Reverting Changes in Git
We covered reverting changes in the section on git-merge, but let’s dip another toe in and learn even more about it.
First, let’s review some facts about
git-revert and then jump into using it.
When we use
git-revert it doesn’t remove the commit you are reverting from the repository history. Instead,
git-revert undoes the changes and creates a new commit with those changes undone.
By not removing the commit, your history of changes is preserved. As you saw when we reverted a revert earlier, this is important. We want everything we’ve done to be fully documented in case we ever have to understand what happened in the history of a repository.
So a “revert” undoes the data changes, but it’s very much not an “undo” in the sense that it doesn’t undo the effects of a commit on the repository history.
So if you think of “revert” as “undo”, then you’re going to always miss this part of reverts. Yes, it undoes the data, but no, it doesn’t undo history.
Using git-revert is very helpful when working on public or shared repositories because no one is caught by surprise by disappearing commits, which is major faux pas when collaborating on coding projects.
Preparing for a Revert #
The first thing we want to do before we start reverting any changes is to make sure our working tree is clean and clear of modified files and uncommitted changes.
If there are changes we need to either commit them or stash them and then apply the stash later when we’re done reverting.
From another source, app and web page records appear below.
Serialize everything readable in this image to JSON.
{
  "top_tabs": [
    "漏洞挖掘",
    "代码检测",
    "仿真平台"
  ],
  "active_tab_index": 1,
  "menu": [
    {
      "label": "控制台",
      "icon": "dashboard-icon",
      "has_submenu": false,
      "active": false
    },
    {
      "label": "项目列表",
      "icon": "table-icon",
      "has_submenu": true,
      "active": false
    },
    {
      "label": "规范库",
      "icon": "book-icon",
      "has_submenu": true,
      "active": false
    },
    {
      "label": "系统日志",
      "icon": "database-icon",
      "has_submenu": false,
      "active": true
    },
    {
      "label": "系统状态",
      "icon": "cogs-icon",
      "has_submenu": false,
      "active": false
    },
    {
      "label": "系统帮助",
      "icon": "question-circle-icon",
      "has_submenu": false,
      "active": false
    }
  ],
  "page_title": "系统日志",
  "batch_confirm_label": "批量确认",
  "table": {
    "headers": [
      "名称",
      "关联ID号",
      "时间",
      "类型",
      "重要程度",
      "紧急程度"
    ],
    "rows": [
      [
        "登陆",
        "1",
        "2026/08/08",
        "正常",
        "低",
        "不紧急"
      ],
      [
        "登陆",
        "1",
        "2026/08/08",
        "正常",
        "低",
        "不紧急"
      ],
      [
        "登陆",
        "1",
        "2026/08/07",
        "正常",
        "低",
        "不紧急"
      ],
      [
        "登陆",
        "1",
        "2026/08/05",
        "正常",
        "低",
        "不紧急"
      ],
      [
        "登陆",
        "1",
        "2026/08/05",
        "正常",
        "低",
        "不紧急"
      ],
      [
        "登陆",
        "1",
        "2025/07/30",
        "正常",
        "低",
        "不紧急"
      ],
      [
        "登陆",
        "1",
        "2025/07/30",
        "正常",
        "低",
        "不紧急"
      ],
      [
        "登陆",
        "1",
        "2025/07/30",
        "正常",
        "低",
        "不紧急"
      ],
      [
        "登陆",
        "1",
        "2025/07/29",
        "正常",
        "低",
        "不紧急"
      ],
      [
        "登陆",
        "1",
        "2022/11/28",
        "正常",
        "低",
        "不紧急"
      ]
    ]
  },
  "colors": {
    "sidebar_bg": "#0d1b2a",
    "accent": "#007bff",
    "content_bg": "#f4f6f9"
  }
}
Which one we choose really depends on the situation.
Options for Reverting #
We have a few options for how we can revert changes in our repository. The most basic way to is to revert the last commit made.
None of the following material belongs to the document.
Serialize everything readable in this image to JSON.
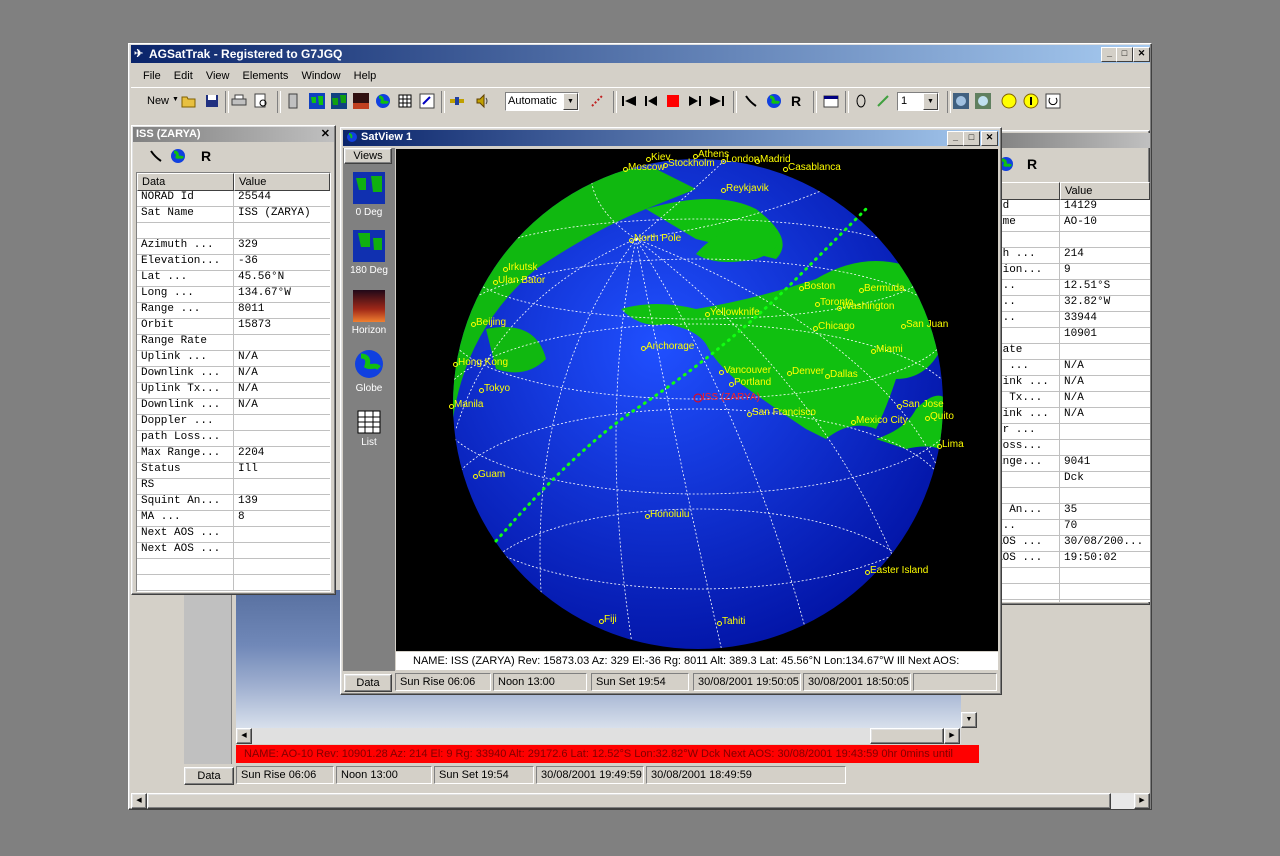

$ git revert HEAD
We can also specify the commit we want to revert:
$ git revert 4189c8d4
When the revert happens, Git automatically creates a new commit that undoes the changes of the commit we are reverting. We can tell Git not to create the commit but just stage the changes that undo that commit by using the
$ git revert --no-commit 4189c8d4
We can also specify a number of commits back before HEAD to revert, without specifying the actual commit hash.
git revert HEAD~2
This will revert the changes in the third last commit — HEAD + 2 — and create a commit undoing those changes. Be careful using this one because you’re not specifying a commit hash and there’s a chance you could miscount and reset the incorrect commit (but since all reverts are commit objects, we can revert a revert!).
If you have more than one commit range to revert (uh oh someone is in trouble if that happens!), you can do that using this syntax:
git revert my_feature_branch~5..my_feature_branch~2
This will revert the changes in the
my_feature_branch from the fifth last commit to the third last commit, including those fifth last and third last commits. This version of the command, however, does not automatically create a commit undoing those changes. It only changes the working tree and index.